**Task instructions:** Restate the full set of records exactly, word for word.

**Extracted entries:**
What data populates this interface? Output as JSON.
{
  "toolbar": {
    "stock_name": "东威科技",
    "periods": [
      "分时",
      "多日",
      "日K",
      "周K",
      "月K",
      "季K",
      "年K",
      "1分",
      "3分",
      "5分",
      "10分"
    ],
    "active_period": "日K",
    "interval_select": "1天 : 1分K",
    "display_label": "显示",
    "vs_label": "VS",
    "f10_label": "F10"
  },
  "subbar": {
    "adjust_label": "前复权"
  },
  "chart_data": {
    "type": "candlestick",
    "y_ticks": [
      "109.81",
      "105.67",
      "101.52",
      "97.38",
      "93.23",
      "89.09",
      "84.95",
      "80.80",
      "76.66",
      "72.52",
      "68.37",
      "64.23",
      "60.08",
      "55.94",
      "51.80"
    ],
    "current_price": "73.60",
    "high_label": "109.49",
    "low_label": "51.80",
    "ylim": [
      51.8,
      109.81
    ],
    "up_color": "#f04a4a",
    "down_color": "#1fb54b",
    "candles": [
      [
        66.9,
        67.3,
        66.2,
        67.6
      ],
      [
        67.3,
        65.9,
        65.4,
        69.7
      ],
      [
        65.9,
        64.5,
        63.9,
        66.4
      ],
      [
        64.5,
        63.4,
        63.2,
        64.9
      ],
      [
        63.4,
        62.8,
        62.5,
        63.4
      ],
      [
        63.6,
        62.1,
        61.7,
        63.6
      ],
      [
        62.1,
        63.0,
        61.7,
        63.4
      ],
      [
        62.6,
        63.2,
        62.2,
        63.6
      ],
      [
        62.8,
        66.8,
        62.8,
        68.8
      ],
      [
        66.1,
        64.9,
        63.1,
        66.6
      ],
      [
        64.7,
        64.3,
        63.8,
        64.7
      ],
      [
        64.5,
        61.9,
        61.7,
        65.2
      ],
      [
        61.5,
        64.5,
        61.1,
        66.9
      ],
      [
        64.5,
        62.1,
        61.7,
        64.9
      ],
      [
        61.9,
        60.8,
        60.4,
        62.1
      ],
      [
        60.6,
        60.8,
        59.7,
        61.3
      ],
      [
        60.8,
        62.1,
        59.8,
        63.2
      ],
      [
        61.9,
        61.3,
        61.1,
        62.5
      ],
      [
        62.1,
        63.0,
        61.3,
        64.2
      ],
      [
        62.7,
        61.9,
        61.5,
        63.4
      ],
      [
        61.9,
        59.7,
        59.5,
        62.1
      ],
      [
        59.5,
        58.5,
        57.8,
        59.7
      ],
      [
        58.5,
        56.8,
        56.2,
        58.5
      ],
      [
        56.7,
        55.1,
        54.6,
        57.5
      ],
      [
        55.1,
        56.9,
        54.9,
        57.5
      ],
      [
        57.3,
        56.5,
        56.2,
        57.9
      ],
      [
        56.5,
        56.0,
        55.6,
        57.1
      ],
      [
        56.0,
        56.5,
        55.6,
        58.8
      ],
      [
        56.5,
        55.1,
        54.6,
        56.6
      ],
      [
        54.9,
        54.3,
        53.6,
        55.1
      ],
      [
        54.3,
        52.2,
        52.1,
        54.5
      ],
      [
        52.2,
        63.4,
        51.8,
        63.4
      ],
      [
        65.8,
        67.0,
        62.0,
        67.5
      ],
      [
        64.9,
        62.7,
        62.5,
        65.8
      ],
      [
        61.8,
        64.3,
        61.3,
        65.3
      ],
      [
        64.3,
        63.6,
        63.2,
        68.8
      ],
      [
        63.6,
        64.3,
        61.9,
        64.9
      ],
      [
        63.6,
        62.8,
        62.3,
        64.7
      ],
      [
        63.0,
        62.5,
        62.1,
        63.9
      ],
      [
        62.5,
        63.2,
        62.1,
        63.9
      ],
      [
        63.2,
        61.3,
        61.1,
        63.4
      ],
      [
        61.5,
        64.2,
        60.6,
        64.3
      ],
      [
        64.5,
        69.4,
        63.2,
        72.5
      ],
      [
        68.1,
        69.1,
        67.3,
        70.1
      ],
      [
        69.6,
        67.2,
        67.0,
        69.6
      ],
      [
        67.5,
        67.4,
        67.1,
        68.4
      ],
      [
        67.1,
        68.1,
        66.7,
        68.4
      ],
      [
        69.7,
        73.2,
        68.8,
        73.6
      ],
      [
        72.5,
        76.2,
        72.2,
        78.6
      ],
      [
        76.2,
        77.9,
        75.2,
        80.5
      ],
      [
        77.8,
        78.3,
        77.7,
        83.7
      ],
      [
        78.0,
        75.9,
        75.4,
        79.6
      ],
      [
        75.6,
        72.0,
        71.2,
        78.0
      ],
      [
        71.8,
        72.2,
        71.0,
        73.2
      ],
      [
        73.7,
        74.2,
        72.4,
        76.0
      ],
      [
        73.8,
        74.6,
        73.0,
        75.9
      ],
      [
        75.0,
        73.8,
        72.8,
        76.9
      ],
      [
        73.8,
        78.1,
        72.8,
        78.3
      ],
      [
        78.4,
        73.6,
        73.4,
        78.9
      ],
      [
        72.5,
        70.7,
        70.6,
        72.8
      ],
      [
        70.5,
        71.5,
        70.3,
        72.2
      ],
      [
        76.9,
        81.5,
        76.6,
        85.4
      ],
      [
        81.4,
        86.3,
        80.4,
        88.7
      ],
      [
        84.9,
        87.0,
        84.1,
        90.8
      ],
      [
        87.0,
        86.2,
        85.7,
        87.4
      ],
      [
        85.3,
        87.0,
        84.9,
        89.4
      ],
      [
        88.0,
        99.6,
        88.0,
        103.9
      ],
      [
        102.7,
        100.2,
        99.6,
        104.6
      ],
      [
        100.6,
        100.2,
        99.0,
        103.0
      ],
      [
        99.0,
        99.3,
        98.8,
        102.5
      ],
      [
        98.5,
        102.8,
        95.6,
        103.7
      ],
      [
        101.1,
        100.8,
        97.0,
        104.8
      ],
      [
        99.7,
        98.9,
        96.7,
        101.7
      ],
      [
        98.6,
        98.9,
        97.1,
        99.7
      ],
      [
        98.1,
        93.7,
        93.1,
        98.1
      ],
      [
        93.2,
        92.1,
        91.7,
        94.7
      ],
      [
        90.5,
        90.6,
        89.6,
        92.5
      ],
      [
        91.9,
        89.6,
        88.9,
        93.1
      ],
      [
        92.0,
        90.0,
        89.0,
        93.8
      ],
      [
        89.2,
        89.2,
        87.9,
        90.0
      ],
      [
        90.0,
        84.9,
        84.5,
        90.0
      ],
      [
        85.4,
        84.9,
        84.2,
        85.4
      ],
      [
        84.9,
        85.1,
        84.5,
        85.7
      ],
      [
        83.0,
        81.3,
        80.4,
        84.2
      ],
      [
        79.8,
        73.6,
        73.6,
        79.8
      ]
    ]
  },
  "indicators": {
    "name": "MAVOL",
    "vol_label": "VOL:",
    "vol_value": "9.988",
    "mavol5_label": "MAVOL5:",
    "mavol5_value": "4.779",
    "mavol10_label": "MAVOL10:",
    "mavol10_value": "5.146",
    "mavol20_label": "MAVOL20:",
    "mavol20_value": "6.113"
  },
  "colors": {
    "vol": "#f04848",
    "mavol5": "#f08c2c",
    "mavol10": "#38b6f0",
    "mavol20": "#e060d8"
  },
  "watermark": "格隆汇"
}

**Written response:**
What data populates this interface? Output as JSON.
{
  "toolbar": {
    "stock_name": "东威科技",
    "periods": [
      "分时",
      "多日",
      "日K",
      "周K",
      "月K",
      "季K",
      "年K",
      "1分",
      "3分",
      "5分",
      "10分"
    ],
    "active_period": "日K",
    "interval_select": "1天 : 1分K",
    "display_label": "显示",
    "vs_label": "VS",
    "f10_label": "F10"
  },
  "subbar": {
    "adjust_label": "前复权"
  },
  "chart_data": {
    "type": "candlestick",
    "y_ticks": [
      "109.81",
      "105.67",
      "101.52",
      "97.38",
      "93.23",
      "89.09",
      "84.95",
      "80.80",
      "76.66",
      "72.52",
      "68.37",
      "64.23",
      "60.08",
      "55.94",
      "51.80"
    ],
    "current_price": "73.60",
    "high_label": "109.49",
    "low_label": "51.80",
    "ylim": [
      51.8,
      109.81
    ],
    "up_color": "#f04a4a",
    "down_color": "#1fb54b",
    "candles": [
      [
        66.9,
        67.3,
        66.2,
        67.6
      ],
      [
        67.3,
        65.9,
        65.4,
        69.7
      ],
      [
        65.9,
        64.5,
        63.9,
        66.4
      ],
      [
        64.5,
        63.4,
        63.2,
        64.9
      ],
      [
        63.4,
        62.8,
        62.5,
        63.4
      ],
      [
        63.6,
        62.1,
        61.7,
        63.6
      ],
      [
        62.1,
        63.0,
        61.7,
        63.4
      ],
      [
        62.6,
        63.2,
        62.2,
        63.6
      ],
      [
        62.8,
        66.8,
        62.8,
        68.8
      ],
      [
        66.1,
        64.9,
        63.1,
        66.6
      ],
      [
        64.7,
        64.3,
        63.8,
        64.7
      ],
      [
        64.5,
        61.9,
        61.7,
        65.2
      ],
      [
        61.5,
        64.5,
        61.1,
        66.9
      ],
      [
        64.5,
        62.1,
        61.7,
        64.9
      ],
      [
        61.9,
        60.8,
        60.4,
        62.1
      ],
      [
        60.6,
        60.8,
        59.7,
        61.3
      ],
      [
        60.8,
        62.1,
        59.8,
        63.2
      ],
      [
        61.9,
        61.3,
        61.1,
        62.5
      ],
      [
        62.1,
        63.0,
        61.3,
        64.2
      ],
      [
        62.7,
        61.9,
        61.5,
        63.4
      ],
      [
        61.9,
        59.7,
        59.5,
        62.1
      ],
      [
        59.5,
        58.5,
        57.8,
        59.7
      ],
      [
        58.5,
        56.8,
        56.2,
        58.5
      ],
      [
        56.7,
        55.1,
        54.6,
        57.5
      ],
      [
        55.1,
        56.9,
        54.9,
        57.5
      ],
      [
        57.3,
        56.5,
        56.2,
        57.9
      ],
      [
        56.5,
        56.0,
        55.6,
        57.1
      ],
      [
        56.0,
        56.5,
        55.6,
        58.8
      ],
      [
        56.5,
        55.1,
        54.6,
        56.6
      ],
      [
        54.9,
        54.3,
        53.6,
        55.1
      ],
      [
        54.3,
        52.2,
        52.1,
        54.5
      ],
      [
        52.2,
        63.4,
        51.8,
        63.4
      ],
      [
        65.8,
        67.0,
        62.0,
        67.5
      ],
      [
        64.9,
        62.7,
        62.5,
        65.8
      ],
      [
        61.8,
        64.3,
        61.3,
        65.3
      ],
      [
        64.3,
        63.6,
        63.2,
        68.8
      ],
      [
        63.6,
        64.3,
        61.9,
        64.9
      ],
      [
        63.6,
        62.8,
        62.3,
        64.7
      ],
      [
        63.0,
        62.5,
        62.1,
        63.9
      ],
      [
        62.5,
        63.2,
        62.1,
        63.9
      ],
      [
        63.2,
        61.3,
        61.1,
        63.4
      ],
      [
        61.5,
        64.2,
        60.6,
        64.3
      ],
      [
        64.5,
        69.4,
        63.2,
        72.5
      ],
      [
        68.1,
        69.1,
        67.3,
        70.1
      ],
      [
        69.6,
        67.2,
        67.0,
        69.6
      ],
      [
        67.5,
        67.4,
        67.1,
        68.4
      ],
      [
        67.1,
        68.1,
        66.7,
        68.4
      ],
      [
        69.7,
        73.2,
        68.8,
        73.6
      ],
      [
        72.5,
        76.2,
        72.2,
        78.6
      ],
      [
        76.2,
        77.9,
        75.2,
        80.5
      ],
      [
        77.8,
        78.3,
        77.7,
        83.7
      ],
      [
        78.0,
        75.9,
        75.4,
        79.6
      ],
      [
        75.6,
        72.0,
        71.2,
        78.0
      ],
      [
        71.8,
        72.2,
        71.0,
        73.2
      ],
      [
        73.7,
        74.2,
        72.4,
        76.0
      ],
      [
        73.8,
        74.6,
        73.0,
        75.9
      ],
      [
        75.0,
        73.8,
        72.8,
        76.9
      ],
      [
        73.8,
        78.1,
        72.8,
        78.3
      ],
      [
        78.4,
        73.6,
        73.4,
        78.9
      ],
      [
        72.5,
        70.7,
        70.6,
        72.8
      ],
      [
        70.5,
        71.5,
        70.3,
        72.2
      ],
      [
        76.9,
        81.5,
        76.6,
        85.4
      ],
      [
        81.4,
        86.3,
        80.4,
        88.7
      ],
      [
        84.9,
        87.0,
        84.1,
        90.8
      ],
      [
        87.0,
        86.2,
        85.7,
        87.4
      ],
      [
        85.3,
        87.0,
        84.9,
        89.4
      ],
      [
        88.0,
        99.6,
        88.0,
        103.9
      ],
      [
        102.7,
        100.2,
        99.6,
        104.6
      ],
      [
        100.6,
        100.2,
        99.0,
        103.0
      ],
      [
        99.0,
        99.3,
        98.8,
        102.5
      ],
      [
        98.5,
        102.8,
        95.6,
        103.7
      ],
      [
        101.1,
        100.8,
        97.0,
        104.8
      ],
      [
        99.7,
        98.9,
        96.7,
        101.7
      ],
      [
        98.6,
        98.9,
        97.1,
        99.7
      ],
      [
        98.1,
        93.7,
        93.1,
        98.1
      ],
      [
        93.2,
        92.1,
        91.7,
        94.7
      ],
      [
        90.5,
        90.6,
        89.6,
        92.5
      ],
      [
        91.9,
        89.6,
        88.9,
        93.1
      ],
      [
        92.0,
        90.0,
        89.0,
        93.8
      ],
      [
        89.2,
        89.2,
        87.9,
        90.0
      ],
      [
        90.0,
        84.9,
        84.5,
        90.0
      ],
      [
        85.4,
        84.9,
        84.2,
        85.4
      ],
      [
        84.9,
        85.1,
        84.5,
        85.7
      ],
      [
        83.0,
        81.3,
        80.4,
        84.2
      ],
      [
        79.8,
        73.6,
        73.6,
        79.8
      ]
    ]
  },
  "indicators": {
    "name": "MAVOL",
    "vol_label": "VOL:",
    "vol_value": "9.988",
    "mavol5_label": "MAVOL5:",
    "mavol5_value": "4.779",
    "mavol10_label": "MAVOL10:",
    "mavol10_value": "5.146",
    "mavol20_label": "MAVOL20:",
    "mavol20_value": "6.113"
  },
  "colors": {
    "vol": "#f04848",
    "mavol5": "#f08c2c",
    "mavol10": "#38b6f0",
    "mavol20": "#e060d8"
  },
  "watermark": "格隆汇"
}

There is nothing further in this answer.